◆ **HOW TO COMPLETE THIS TASK**
When the string "zoom" is part of a line below, that line should be copied.

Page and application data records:
━━━━
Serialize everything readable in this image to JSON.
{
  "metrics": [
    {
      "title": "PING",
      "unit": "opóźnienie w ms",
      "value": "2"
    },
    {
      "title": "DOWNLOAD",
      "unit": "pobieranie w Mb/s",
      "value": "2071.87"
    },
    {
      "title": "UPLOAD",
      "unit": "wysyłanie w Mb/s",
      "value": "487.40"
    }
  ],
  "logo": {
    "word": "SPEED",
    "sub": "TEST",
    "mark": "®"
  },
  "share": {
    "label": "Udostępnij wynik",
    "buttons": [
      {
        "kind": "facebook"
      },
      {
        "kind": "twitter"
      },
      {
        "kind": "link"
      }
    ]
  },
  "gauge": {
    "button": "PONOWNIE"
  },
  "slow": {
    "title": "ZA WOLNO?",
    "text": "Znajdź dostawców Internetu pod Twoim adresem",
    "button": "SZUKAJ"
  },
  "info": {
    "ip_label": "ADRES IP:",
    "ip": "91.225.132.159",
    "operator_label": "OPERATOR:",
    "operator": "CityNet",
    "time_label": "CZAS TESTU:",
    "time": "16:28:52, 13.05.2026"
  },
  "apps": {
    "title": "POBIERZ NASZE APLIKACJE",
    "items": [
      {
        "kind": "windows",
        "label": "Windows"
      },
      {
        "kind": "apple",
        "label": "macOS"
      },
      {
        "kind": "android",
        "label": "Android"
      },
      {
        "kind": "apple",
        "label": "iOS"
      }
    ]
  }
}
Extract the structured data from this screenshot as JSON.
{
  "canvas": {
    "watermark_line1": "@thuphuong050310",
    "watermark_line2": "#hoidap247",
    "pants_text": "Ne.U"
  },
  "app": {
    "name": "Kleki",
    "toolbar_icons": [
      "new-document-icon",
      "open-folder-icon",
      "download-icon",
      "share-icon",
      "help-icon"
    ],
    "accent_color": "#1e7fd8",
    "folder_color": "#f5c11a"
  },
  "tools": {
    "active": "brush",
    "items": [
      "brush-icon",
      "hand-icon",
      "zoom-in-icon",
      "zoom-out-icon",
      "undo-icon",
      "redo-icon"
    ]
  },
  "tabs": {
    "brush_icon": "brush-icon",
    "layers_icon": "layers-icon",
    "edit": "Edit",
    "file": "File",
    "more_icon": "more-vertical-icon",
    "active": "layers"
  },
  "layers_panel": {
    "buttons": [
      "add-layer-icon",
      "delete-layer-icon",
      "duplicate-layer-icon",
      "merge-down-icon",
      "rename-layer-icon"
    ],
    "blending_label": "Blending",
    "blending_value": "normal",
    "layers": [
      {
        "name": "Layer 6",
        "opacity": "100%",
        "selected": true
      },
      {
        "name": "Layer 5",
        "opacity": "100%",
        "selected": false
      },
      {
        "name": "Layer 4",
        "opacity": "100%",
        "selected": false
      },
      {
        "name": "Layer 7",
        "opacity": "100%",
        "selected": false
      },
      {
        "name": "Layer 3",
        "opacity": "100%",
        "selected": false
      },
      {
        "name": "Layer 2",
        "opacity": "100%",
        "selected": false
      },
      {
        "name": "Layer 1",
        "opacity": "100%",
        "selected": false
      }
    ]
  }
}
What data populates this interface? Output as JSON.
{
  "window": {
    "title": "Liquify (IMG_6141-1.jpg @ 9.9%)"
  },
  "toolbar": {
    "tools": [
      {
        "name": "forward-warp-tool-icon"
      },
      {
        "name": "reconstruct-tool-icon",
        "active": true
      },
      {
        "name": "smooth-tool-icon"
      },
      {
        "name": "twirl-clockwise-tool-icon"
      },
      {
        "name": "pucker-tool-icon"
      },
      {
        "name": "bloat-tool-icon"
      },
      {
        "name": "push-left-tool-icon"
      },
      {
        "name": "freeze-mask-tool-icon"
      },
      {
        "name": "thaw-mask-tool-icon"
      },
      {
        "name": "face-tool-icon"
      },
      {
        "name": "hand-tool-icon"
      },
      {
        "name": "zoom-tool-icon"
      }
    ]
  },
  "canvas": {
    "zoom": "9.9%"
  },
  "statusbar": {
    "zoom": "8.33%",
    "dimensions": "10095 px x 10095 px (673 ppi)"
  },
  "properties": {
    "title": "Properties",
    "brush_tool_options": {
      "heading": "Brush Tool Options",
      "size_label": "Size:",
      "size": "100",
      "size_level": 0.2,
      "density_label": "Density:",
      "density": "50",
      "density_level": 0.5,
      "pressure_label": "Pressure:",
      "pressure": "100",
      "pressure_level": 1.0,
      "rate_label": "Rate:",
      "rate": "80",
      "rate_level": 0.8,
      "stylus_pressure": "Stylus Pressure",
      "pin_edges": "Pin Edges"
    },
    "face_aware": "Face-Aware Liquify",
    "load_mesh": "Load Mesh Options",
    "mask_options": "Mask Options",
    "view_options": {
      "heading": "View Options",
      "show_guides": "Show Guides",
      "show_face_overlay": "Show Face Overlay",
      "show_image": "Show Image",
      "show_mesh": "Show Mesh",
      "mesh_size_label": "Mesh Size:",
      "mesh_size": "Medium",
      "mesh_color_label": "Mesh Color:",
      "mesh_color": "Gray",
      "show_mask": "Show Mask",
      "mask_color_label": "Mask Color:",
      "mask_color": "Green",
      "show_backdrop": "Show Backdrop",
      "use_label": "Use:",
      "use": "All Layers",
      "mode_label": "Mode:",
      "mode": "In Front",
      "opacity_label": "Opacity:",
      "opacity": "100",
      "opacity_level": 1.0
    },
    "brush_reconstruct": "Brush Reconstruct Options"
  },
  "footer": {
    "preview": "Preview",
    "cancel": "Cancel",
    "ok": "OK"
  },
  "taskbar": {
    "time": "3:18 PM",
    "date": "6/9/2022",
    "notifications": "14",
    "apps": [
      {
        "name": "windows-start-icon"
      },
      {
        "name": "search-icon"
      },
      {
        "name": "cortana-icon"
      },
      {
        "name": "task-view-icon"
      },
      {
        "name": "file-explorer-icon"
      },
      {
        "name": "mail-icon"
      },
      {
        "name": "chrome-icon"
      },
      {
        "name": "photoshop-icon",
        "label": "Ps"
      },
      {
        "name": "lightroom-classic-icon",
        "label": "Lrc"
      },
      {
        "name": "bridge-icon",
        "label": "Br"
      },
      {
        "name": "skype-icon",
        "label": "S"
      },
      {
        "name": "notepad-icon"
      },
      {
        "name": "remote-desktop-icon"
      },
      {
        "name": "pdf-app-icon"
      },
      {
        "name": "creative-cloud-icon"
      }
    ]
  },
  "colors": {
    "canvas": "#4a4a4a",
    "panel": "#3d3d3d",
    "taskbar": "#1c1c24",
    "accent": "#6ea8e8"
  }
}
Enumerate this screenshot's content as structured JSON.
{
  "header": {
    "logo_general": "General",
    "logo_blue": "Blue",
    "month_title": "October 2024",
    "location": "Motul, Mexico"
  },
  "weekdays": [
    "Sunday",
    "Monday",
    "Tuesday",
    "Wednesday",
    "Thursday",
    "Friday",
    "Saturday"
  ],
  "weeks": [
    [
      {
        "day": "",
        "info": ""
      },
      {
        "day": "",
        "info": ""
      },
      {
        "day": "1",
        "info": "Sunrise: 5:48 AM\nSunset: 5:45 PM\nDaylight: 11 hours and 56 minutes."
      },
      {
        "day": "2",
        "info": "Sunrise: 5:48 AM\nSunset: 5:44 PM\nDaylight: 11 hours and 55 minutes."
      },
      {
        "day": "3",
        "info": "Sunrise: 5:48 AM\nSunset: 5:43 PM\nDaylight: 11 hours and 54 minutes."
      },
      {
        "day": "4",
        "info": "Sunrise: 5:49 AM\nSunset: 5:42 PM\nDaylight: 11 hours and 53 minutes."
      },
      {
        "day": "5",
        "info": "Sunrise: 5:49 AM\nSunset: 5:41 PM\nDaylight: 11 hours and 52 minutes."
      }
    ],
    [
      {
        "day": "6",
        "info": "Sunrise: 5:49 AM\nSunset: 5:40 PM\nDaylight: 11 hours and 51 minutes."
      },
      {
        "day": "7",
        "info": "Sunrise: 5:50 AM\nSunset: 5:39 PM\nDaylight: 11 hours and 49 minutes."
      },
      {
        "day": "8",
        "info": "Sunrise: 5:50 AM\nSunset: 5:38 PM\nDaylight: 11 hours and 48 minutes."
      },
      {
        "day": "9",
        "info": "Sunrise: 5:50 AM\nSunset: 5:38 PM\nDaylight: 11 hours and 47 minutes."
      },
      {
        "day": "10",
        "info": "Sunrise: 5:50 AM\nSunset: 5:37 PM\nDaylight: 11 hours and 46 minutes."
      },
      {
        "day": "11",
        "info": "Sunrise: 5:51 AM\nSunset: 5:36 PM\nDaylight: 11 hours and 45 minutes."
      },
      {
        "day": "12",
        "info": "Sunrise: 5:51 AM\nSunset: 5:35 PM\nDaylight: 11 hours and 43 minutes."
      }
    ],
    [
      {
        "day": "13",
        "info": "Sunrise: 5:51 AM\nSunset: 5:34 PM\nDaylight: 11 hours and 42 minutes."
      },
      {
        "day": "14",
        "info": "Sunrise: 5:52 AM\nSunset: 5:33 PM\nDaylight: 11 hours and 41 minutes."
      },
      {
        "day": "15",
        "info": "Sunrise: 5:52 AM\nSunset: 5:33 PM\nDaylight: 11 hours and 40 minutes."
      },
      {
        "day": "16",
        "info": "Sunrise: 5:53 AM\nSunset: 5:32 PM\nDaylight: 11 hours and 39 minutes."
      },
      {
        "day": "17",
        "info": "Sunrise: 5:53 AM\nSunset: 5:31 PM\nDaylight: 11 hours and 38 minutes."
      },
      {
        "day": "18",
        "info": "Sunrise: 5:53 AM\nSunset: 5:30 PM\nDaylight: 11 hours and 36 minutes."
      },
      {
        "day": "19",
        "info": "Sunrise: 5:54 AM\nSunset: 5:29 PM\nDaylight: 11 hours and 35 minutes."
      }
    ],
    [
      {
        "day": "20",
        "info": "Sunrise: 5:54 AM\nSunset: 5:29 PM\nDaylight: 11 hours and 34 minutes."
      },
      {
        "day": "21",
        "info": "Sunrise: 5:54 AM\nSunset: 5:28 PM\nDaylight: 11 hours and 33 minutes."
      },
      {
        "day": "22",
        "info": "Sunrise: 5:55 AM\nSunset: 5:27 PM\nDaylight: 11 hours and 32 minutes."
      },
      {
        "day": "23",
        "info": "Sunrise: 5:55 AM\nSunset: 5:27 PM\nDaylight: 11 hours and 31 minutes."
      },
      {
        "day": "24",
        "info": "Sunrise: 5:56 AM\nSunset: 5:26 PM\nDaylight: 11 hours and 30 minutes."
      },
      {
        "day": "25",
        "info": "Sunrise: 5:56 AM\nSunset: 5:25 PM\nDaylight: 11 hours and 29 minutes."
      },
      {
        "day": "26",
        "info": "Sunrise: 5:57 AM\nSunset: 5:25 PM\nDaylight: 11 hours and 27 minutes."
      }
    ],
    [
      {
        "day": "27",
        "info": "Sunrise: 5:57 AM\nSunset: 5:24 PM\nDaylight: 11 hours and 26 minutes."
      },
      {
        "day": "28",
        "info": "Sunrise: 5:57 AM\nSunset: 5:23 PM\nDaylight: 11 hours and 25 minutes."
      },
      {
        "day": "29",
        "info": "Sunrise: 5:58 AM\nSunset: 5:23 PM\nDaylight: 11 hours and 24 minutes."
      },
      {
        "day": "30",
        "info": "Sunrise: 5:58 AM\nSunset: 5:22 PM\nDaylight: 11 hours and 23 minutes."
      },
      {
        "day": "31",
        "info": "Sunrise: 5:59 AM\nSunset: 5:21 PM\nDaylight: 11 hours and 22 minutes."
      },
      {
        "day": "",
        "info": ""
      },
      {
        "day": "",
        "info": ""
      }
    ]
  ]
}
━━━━
◆ **REPLY TO THE EXERCISE**
      "zoom-in-icon",
      "zoom-out-icon",
        "name": "zoom-tool-icon"
    "zoom": "9.9%"
    "zoom": "8.33%",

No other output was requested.